Top of DATASET EXTRACT

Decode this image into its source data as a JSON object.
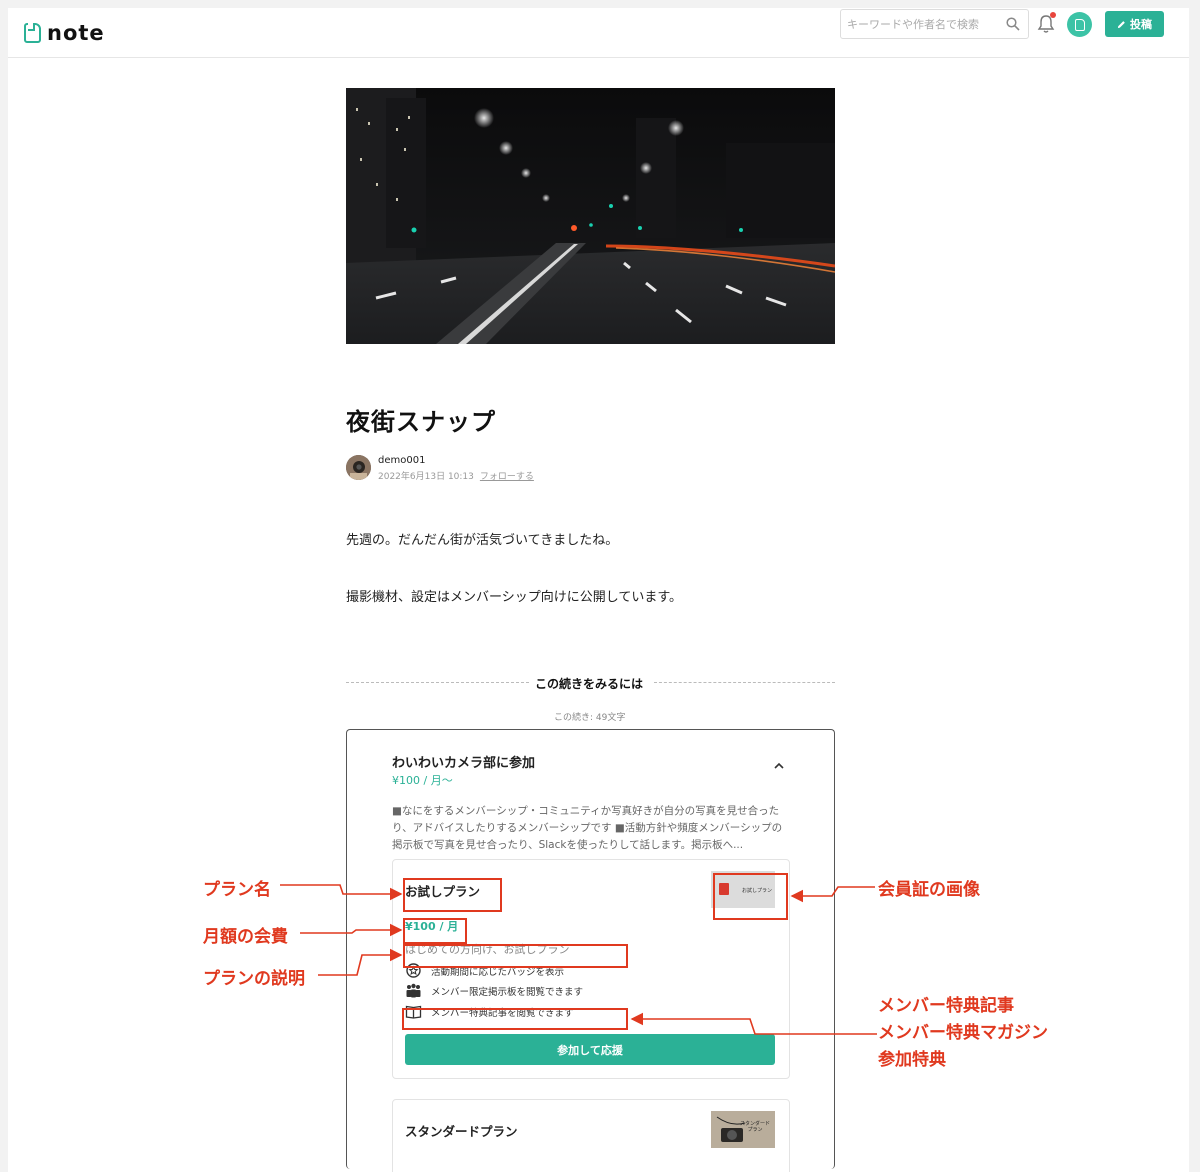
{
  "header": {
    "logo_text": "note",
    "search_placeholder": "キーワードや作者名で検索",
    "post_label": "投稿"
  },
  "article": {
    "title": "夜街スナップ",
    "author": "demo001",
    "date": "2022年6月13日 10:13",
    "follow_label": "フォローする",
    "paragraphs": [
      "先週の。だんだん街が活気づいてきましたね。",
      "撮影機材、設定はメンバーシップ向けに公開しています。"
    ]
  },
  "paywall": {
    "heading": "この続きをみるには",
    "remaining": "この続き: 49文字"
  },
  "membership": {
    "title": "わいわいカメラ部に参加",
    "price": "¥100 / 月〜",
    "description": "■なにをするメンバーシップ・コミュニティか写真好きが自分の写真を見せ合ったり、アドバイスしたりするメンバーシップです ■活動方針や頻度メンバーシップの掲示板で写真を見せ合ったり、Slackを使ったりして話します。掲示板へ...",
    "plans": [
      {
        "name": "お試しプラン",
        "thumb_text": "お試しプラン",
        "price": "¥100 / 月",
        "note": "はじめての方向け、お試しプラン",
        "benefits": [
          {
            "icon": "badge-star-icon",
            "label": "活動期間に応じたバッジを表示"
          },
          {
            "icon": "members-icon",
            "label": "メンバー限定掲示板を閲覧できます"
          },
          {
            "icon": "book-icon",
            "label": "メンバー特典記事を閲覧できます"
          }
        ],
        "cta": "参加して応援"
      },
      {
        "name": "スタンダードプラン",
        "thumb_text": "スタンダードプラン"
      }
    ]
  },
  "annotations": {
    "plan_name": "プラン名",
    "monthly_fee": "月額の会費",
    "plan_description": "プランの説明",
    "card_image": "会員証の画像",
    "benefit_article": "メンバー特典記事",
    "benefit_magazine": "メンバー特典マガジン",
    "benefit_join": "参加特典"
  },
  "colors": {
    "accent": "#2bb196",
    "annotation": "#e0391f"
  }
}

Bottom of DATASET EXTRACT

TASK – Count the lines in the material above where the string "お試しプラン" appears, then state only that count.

SOLUTION – 3